▶ **Activity**:
Count the lines in the data below that include the word "Akun", then state the total and nothing besides.

▶ **Recorded data**:
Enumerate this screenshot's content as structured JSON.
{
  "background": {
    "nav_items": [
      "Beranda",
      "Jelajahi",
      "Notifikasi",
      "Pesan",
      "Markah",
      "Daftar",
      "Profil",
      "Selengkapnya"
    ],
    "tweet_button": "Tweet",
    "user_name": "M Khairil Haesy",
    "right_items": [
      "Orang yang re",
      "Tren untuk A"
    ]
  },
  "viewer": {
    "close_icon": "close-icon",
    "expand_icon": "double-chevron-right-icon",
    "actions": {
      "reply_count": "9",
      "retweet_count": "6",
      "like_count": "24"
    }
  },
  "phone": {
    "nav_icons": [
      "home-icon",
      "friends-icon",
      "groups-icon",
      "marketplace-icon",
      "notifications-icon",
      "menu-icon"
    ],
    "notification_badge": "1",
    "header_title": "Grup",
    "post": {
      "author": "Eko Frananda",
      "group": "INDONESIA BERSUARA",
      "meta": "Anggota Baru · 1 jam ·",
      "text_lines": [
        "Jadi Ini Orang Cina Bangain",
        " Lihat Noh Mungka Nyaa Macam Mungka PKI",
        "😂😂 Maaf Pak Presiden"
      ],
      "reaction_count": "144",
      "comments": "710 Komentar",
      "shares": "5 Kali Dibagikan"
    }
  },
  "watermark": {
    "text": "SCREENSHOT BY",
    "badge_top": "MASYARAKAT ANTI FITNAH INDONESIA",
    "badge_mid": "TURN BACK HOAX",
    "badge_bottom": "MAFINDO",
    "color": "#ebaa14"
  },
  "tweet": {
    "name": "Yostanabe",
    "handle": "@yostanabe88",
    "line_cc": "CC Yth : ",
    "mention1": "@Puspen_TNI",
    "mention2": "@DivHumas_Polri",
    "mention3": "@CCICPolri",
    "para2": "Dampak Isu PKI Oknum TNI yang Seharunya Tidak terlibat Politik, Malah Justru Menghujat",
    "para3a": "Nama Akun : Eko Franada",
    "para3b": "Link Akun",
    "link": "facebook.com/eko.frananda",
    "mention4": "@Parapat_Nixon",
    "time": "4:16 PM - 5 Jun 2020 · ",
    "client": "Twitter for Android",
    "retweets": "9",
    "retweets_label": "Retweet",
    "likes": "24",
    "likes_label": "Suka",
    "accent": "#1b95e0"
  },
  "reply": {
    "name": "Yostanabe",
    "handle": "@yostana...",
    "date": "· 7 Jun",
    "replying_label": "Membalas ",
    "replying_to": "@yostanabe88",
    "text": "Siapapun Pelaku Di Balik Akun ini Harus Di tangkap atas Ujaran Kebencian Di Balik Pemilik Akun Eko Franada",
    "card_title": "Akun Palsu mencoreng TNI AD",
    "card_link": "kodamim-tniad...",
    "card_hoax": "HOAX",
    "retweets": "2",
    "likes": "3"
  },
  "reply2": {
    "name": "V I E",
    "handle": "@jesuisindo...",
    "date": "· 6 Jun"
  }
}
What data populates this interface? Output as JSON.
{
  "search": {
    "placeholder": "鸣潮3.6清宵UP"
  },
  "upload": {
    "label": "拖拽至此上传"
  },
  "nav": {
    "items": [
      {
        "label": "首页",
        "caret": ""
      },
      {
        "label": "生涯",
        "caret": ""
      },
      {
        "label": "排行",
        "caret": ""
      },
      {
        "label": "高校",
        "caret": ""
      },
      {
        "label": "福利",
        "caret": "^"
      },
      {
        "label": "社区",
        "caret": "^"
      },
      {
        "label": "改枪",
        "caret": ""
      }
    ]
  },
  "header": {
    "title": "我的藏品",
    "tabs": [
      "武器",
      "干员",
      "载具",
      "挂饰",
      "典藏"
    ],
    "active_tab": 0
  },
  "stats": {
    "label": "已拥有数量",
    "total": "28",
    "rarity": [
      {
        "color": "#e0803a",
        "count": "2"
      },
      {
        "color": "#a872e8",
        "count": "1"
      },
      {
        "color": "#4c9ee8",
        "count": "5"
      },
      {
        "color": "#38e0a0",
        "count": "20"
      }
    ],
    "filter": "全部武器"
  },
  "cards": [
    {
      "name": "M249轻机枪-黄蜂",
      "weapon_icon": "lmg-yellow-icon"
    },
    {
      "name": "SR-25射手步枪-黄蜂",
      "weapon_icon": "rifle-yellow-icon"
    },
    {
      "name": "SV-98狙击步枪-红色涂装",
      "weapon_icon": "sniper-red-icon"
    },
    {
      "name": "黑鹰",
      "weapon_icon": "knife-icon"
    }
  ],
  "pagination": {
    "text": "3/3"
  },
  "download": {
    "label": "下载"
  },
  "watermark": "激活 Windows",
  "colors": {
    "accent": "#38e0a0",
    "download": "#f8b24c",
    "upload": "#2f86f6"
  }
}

▶ **Written answer**:
4